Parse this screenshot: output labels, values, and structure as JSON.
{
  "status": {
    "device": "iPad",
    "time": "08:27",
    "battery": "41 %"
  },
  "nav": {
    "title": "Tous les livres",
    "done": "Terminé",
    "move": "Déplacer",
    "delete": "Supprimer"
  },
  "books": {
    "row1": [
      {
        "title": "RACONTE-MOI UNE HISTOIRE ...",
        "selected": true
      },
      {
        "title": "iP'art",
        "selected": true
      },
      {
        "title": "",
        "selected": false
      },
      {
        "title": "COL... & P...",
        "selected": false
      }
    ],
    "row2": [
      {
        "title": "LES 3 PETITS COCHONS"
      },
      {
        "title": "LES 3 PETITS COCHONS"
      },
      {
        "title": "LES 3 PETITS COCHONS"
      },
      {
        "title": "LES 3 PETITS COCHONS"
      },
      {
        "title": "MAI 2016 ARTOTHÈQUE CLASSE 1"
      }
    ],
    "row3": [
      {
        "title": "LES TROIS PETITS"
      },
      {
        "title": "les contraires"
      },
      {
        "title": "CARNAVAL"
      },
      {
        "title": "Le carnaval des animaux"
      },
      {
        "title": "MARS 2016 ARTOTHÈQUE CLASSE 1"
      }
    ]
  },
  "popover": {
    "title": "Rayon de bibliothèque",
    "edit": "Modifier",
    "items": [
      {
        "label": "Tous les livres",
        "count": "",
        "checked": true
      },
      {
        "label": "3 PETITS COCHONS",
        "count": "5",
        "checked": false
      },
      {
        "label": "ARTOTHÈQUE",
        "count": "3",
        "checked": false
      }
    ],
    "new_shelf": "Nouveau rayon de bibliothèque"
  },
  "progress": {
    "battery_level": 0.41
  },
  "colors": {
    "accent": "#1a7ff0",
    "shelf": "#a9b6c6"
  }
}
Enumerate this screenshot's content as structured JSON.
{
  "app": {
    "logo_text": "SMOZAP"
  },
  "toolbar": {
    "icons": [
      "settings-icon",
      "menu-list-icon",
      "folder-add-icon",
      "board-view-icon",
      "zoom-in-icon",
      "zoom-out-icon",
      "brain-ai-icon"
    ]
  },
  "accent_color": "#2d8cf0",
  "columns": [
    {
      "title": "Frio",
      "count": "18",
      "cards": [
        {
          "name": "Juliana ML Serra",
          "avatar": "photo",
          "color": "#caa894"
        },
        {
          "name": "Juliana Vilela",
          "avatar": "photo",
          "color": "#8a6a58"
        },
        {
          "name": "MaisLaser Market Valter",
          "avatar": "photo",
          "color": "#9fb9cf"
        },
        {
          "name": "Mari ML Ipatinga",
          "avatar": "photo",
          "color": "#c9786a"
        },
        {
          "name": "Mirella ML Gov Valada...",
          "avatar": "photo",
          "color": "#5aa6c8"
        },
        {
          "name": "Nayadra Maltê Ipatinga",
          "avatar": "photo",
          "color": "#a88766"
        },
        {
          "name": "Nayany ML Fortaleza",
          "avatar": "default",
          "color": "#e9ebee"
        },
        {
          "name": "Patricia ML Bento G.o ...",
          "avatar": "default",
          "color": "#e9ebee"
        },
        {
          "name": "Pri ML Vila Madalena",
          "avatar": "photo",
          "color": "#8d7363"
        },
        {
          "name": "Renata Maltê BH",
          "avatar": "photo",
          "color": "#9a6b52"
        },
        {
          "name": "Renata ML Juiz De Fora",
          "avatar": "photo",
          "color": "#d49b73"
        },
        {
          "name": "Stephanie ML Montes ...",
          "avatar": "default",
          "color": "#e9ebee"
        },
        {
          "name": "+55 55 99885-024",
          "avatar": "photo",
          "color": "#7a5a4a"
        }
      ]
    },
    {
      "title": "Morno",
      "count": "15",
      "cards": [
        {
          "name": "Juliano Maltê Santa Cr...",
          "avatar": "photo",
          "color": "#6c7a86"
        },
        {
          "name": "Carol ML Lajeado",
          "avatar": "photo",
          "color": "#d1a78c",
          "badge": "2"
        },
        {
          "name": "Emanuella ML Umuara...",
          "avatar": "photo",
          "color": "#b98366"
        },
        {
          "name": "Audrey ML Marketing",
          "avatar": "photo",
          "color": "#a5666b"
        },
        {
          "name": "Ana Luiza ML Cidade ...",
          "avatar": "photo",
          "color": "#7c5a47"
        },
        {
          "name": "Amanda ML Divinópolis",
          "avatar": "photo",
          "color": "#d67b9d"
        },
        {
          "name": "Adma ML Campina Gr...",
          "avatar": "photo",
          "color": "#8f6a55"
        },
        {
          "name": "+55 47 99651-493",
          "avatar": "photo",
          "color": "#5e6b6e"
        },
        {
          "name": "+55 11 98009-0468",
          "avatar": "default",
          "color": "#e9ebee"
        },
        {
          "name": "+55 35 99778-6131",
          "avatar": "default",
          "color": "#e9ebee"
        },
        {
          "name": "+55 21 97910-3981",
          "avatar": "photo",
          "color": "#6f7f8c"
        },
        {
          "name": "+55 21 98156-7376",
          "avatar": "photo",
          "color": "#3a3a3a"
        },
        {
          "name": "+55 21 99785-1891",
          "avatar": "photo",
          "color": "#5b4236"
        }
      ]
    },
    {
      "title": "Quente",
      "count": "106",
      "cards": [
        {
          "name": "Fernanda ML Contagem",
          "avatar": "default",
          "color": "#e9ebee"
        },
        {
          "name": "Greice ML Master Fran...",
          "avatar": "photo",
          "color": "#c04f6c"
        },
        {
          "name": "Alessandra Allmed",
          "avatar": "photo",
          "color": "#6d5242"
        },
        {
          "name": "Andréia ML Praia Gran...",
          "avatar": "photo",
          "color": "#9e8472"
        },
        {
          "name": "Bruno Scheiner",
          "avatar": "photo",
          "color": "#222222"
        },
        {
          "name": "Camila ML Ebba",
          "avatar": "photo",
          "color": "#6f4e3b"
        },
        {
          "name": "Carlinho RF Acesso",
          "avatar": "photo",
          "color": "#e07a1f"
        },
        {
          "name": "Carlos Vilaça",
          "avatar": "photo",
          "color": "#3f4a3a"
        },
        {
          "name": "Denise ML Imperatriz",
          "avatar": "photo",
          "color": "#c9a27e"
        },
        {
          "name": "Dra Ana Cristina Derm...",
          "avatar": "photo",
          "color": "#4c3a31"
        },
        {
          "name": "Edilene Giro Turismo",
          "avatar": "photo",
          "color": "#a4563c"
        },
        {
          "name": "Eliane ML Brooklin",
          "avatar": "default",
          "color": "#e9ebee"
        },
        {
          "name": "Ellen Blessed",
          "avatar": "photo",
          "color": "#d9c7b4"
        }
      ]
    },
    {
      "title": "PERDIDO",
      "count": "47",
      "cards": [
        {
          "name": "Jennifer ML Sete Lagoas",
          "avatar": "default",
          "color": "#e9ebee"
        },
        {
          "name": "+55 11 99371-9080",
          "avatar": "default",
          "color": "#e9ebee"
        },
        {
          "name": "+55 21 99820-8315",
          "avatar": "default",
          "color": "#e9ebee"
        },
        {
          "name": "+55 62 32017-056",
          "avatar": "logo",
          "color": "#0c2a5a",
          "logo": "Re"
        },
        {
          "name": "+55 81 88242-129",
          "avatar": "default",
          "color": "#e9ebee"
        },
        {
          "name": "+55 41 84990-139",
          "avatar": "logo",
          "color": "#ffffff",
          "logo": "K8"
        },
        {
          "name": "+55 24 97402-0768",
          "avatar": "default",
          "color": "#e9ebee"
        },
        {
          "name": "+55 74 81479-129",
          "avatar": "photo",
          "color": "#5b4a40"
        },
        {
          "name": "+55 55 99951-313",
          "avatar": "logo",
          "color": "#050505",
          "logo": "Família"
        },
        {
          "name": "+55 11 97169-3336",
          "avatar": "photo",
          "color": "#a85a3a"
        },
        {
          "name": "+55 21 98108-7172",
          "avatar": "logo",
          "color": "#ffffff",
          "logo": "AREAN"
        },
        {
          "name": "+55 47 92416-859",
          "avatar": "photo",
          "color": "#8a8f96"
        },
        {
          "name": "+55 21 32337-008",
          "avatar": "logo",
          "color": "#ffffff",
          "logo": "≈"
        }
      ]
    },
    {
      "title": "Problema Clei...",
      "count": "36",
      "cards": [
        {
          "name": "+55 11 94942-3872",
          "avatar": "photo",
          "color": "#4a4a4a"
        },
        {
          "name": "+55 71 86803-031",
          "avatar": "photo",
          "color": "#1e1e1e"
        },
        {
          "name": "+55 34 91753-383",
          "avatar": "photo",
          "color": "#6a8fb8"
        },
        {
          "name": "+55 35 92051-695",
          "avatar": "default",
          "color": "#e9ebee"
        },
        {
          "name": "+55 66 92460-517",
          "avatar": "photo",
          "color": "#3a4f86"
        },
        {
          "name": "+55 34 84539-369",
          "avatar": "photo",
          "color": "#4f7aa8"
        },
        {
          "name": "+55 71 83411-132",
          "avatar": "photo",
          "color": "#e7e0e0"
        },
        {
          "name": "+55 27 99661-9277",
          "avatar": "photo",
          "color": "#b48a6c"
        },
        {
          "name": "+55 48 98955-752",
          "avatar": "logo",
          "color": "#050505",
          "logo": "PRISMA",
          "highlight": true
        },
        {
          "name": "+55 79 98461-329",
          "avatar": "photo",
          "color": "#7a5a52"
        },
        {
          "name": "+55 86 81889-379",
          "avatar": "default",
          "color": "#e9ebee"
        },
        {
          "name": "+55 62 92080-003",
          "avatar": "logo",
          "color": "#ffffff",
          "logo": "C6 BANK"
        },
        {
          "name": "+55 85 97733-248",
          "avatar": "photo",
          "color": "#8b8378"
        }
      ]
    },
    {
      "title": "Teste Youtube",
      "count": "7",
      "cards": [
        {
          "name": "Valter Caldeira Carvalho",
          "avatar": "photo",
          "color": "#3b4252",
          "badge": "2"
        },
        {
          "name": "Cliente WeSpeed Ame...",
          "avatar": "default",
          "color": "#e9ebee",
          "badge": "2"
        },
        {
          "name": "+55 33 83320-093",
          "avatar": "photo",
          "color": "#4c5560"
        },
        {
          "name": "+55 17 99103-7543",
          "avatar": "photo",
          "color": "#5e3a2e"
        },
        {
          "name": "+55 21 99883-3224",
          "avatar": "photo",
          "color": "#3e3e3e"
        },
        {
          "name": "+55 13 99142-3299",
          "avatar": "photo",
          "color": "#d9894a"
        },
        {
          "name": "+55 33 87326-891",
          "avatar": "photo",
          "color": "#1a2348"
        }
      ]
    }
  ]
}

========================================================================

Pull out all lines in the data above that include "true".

        "selected": true
        "selected": true
        "checked": true
          "highlight": true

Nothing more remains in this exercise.